I will provide only one example of how this small monograph became influential and impactful. After all, how many of us really read university journals? In this light, the story of a retired head clerk of the Postmaster General's Office named I.K. Srinivasa Rao is noteworthy. This gentleman from Mangalore was so profoundly inspired by Saletore’s monograph that he wrote an entire book in Kannada on just one aspect of the history of Sthanikas. Titled, Sthanika Brahmanaru: Kannada Jilleyalli Sthanika Padaviyallidda Smarta Brahmanara Aitihasika Parichaya published in 1957. Its translation is as follows: The Smarta Brahmanas of Kannada Districts who occupied the Position of Sthanikas. The author expresses his profuse gratitude to Saletore for first opening the eyes of the public to the Sthanikas and says, and I quote, “this entire community must be eternally indebted and grateful to the Mahaneeya, Dr. Salettooru, Chairman of the ASI, Government of India.”
Saletore has written a small but useful foreword to the work.
Ancient Karnataka--History of Tuluva
Next, we can quickly examine Saletore’s signal contribution to the history of Karnataka in the volume titled Ancient Karnataka--History of Tuluva. As we noted earlier, this was the first of a five-volume magnum opus of writing the comprehensive history of Karnataka that Saletore had planned. Death tragically cut off the project.
The first volume itself runs up to nearly 600 pages and is probably the most definitive work on Tuluva history written by a devoted son of the soil and its culture. Its inspiration was the primary source work in Kannada, titled Tuluva Gramapaddhati, an ancient compendium detailing the life and times of the Tuluva Nadu. Saletore first received it from the hands of the pontiff of a Matha in Udupi. The work comprises an astonishing range of details including village life, customs, traditions, village organization, duties of local officials, system of land distribution, modes of punishment, judiciary, and the historicity of prominent families like the Hollas, Maiyyas, Ballalas and Karanthas. Like in his volumes on Vijayanagara, History of Tuluva draws from extensive primary sources including but not limited to epigraphs, legends, oral histories, folklore, coins, and extant institutional practices. The chapters on the foreign relations of the Tuluva rulers and merchants, their traditional religious practices, households in the 32 villages of Tuluva-Nadu, and daily life in the region are truly picturesque.

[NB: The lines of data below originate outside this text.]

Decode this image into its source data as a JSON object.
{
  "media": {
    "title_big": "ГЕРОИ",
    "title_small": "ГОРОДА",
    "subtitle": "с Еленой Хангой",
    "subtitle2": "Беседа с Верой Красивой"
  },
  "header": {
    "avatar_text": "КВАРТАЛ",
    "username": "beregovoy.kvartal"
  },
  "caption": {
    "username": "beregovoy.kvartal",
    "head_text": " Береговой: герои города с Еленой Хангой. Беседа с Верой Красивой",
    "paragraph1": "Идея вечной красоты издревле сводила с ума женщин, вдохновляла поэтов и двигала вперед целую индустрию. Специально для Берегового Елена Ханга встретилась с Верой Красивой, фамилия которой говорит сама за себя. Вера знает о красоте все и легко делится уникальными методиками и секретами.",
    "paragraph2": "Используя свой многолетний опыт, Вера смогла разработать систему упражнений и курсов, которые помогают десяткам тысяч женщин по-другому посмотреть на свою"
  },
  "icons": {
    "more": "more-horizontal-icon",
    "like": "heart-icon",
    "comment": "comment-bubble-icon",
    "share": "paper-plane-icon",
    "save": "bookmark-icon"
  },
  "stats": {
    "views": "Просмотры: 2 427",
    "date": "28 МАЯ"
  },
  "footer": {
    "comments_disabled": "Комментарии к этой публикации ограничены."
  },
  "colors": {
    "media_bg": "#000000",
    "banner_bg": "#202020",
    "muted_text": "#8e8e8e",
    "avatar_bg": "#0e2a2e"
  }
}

In fact, History of Tuluva is a fine model for learning how to write what is known as local histories. Equally, Saletore’s fond attachment to his native land, its pristine geography, people, and its culture shines almost on every page.
To be continued